*Exercise directions*: Your task is to copy every line of the entries that contains "include".

───── Material to process ─────

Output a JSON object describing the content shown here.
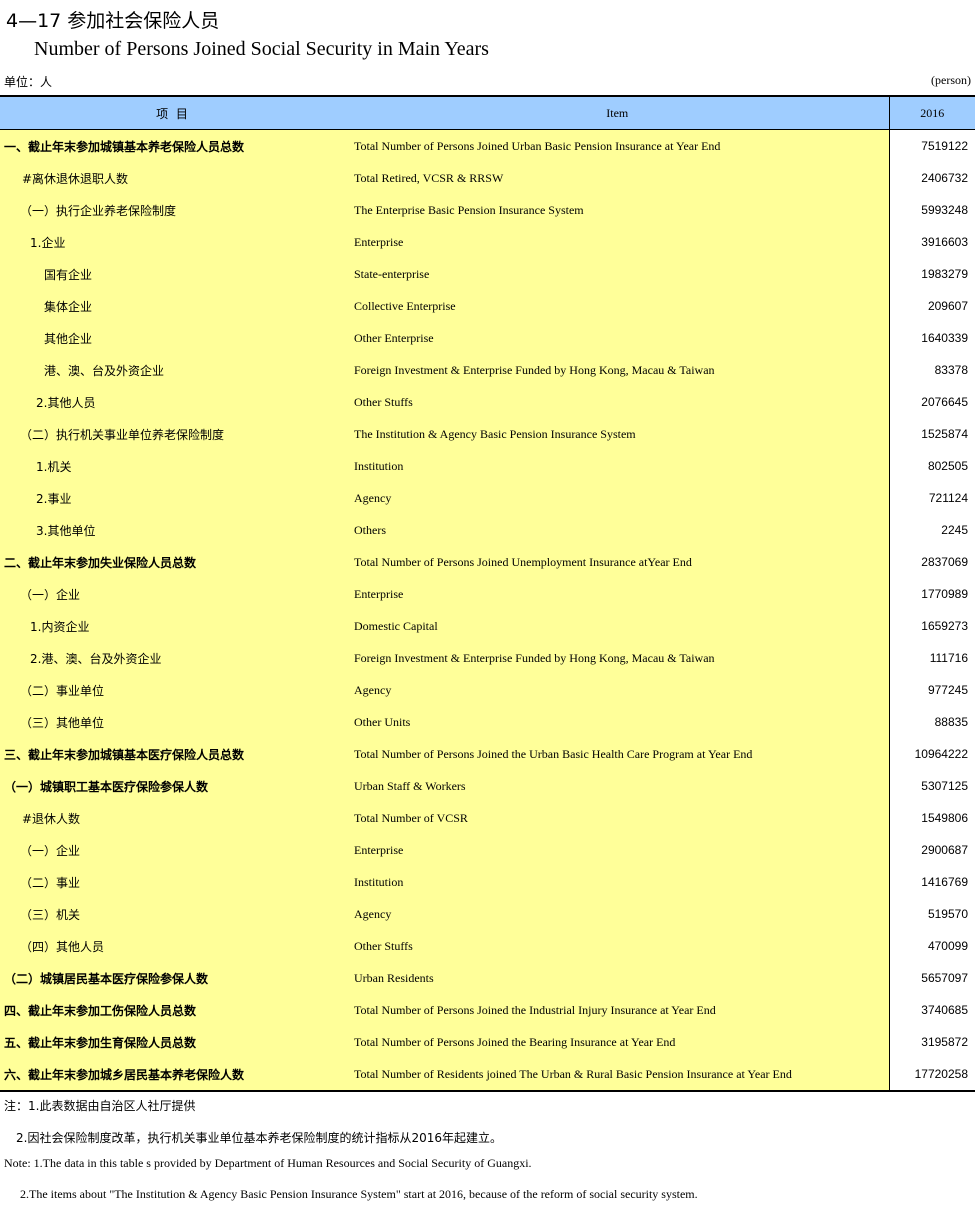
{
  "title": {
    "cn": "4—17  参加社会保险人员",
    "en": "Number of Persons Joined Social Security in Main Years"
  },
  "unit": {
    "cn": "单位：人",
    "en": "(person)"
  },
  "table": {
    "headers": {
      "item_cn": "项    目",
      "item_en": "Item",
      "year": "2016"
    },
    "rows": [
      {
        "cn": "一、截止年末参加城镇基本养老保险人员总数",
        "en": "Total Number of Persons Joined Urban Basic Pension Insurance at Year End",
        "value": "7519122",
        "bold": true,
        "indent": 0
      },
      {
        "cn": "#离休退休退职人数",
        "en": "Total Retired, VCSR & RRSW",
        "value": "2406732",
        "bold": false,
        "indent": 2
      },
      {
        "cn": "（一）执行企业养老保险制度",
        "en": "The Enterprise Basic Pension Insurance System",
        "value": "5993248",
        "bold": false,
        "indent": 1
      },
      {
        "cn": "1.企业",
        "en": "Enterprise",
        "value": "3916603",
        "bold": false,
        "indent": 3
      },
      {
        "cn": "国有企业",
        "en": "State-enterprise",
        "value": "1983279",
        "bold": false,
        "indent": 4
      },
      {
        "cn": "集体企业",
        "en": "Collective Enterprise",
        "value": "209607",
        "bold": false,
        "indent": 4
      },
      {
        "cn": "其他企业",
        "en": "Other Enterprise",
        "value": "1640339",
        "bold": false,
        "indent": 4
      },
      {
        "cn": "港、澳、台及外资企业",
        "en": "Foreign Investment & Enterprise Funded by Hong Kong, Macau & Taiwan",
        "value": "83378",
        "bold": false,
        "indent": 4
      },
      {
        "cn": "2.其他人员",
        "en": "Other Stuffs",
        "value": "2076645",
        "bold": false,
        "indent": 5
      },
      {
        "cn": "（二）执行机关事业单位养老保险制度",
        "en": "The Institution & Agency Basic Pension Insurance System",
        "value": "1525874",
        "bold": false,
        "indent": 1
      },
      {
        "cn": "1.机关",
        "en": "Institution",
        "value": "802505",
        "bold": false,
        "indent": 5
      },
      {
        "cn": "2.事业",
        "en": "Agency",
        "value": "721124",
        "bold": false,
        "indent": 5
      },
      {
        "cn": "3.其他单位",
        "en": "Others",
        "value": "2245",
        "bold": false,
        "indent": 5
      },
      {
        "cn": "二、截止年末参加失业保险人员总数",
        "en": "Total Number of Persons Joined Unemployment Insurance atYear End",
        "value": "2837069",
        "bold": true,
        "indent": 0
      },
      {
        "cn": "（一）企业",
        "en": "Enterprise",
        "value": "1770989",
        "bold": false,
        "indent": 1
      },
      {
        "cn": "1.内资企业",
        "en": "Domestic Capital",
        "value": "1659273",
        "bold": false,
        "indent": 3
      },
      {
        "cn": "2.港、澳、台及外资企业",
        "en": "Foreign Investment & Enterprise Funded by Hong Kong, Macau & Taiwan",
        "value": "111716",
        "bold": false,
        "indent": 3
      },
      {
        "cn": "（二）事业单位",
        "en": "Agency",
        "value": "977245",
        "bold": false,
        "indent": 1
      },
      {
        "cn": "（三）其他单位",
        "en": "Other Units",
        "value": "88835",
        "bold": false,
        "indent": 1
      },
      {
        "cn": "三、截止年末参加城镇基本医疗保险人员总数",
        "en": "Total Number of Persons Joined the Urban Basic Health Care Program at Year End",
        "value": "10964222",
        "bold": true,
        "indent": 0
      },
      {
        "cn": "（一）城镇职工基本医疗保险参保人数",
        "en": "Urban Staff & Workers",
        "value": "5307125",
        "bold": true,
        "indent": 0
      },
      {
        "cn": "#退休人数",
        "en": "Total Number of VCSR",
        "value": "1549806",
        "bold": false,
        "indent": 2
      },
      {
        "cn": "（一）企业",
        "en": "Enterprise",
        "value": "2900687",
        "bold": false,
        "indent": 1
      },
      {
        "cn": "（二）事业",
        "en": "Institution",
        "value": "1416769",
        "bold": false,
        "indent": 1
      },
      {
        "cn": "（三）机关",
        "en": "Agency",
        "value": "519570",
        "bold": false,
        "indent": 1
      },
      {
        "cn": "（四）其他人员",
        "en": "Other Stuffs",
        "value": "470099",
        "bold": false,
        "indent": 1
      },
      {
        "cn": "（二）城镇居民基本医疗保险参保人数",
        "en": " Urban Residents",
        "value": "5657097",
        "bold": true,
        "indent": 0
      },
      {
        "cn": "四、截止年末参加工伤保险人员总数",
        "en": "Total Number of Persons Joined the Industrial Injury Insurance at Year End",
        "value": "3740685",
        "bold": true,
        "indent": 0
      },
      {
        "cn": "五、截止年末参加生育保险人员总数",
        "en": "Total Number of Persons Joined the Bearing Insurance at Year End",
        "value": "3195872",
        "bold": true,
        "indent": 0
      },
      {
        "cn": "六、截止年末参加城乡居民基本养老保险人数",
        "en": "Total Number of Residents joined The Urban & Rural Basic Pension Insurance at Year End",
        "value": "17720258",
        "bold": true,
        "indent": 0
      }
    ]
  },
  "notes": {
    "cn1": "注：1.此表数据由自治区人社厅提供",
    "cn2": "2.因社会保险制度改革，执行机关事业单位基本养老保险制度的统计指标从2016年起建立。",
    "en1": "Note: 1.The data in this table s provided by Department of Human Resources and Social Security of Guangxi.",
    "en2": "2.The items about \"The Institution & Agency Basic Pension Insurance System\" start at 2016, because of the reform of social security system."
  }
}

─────
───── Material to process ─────

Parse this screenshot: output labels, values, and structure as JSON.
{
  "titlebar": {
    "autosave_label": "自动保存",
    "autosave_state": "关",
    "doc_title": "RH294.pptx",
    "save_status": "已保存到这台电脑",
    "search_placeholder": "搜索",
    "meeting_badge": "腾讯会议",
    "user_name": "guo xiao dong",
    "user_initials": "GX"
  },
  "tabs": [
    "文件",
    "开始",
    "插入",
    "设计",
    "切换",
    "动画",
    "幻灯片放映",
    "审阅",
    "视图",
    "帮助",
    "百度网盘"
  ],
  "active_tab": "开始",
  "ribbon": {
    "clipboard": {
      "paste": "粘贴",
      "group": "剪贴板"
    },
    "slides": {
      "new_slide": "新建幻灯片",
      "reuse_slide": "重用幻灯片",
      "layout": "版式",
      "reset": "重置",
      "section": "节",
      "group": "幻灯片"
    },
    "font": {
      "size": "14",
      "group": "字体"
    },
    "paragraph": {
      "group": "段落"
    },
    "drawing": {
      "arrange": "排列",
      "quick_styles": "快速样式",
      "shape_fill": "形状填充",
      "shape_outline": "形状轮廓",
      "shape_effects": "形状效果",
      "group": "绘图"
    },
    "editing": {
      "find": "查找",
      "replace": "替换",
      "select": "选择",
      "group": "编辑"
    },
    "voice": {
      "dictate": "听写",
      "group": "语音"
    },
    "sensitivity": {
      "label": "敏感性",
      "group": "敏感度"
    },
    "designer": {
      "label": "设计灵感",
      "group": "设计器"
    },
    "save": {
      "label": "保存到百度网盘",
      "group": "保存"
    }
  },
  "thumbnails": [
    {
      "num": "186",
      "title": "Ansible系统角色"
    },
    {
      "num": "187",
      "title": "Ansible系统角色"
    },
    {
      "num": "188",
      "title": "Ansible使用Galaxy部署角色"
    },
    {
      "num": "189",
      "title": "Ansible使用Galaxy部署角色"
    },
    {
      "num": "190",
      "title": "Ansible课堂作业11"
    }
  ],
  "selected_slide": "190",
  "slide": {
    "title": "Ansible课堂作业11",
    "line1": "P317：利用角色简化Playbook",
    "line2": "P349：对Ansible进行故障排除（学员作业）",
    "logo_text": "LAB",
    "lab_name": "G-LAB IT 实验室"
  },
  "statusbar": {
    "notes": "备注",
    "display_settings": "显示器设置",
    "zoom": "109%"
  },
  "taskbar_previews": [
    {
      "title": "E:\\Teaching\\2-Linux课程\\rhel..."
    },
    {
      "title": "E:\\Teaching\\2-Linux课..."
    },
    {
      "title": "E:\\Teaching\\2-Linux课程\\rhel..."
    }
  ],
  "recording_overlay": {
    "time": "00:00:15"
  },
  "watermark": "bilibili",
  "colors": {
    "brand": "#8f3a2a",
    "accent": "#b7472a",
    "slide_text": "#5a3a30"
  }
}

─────
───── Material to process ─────

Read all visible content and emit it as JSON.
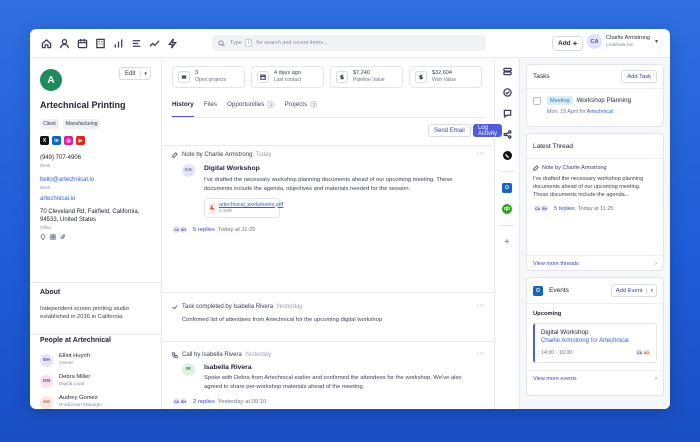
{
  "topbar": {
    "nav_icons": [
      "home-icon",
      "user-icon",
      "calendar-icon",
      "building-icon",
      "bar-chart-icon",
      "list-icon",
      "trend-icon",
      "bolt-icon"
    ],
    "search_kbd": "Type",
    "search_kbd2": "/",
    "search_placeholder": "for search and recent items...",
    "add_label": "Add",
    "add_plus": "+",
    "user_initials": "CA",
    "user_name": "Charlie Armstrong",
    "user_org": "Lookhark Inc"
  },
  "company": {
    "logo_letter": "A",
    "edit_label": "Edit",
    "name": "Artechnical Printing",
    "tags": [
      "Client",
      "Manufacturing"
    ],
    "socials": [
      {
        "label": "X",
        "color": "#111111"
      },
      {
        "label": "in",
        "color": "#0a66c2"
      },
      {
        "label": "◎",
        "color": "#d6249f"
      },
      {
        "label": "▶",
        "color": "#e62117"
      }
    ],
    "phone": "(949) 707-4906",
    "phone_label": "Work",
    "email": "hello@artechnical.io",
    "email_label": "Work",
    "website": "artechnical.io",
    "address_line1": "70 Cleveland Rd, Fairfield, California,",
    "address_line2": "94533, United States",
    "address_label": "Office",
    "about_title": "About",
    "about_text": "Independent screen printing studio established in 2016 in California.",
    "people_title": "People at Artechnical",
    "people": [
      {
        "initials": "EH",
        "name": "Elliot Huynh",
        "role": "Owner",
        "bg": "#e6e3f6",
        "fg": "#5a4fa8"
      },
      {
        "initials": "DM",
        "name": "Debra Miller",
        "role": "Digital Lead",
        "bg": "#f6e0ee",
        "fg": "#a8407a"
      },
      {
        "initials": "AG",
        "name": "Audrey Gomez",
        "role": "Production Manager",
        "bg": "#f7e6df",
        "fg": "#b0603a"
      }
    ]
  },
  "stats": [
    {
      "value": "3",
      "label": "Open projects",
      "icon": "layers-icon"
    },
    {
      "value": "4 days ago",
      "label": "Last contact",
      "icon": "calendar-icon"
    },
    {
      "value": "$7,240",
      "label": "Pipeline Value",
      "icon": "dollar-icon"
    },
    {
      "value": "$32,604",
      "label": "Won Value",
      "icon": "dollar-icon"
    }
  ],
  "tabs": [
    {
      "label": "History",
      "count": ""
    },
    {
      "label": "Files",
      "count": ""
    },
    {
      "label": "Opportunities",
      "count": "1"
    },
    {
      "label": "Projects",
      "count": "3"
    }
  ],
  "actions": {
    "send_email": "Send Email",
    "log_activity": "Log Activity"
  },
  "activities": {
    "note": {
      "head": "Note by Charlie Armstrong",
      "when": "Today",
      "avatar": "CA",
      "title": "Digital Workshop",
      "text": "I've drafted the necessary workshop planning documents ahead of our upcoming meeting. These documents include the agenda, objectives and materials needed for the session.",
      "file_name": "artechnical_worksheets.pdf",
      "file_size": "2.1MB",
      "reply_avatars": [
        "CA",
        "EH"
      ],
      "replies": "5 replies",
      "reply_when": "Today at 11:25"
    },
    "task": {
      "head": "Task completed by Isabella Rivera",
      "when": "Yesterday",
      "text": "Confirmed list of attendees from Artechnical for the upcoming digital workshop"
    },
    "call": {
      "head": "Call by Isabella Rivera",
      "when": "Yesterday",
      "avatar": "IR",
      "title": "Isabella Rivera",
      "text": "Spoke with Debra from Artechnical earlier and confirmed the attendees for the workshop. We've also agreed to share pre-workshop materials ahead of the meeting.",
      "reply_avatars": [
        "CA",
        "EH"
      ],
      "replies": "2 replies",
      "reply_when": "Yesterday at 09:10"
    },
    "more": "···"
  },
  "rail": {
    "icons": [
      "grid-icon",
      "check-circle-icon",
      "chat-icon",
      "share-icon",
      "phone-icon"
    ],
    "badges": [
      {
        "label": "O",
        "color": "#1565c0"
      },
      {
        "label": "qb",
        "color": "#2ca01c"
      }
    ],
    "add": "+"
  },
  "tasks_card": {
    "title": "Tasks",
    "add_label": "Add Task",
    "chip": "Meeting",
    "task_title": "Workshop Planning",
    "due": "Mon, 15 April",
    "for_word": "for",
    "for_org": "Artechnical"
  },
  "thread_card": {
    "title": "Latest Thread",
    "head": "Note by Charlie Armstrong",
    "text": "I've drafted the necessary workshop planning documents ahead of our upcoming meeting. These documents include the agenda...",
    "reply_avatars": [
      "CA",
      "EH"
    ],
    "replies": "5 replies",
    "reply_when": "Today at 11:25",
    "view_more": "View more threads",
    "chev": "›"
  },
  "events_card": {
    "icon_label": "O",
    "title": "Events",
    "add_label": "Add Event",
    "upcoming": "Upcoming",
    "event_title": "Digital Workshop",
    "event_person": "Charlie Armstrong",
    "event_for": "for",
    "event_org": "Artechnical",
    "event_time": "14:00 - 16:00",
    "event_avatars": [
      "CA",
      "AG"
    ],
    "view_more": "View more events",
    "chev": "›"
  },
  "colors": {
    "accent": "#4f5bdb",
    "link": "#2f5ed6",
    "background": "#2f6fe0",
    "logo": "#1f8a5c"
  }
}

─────

*Result for this task*:
      "text": "I've drafted the necessary workshop planning documents ahead of our upcoming meeting. These documents include the agenda, objectives and materials needed for the session.",
    "text": "I've drafted the necessary workshop planning documents ahead of our upcoming meeting. These documents include the agenda...",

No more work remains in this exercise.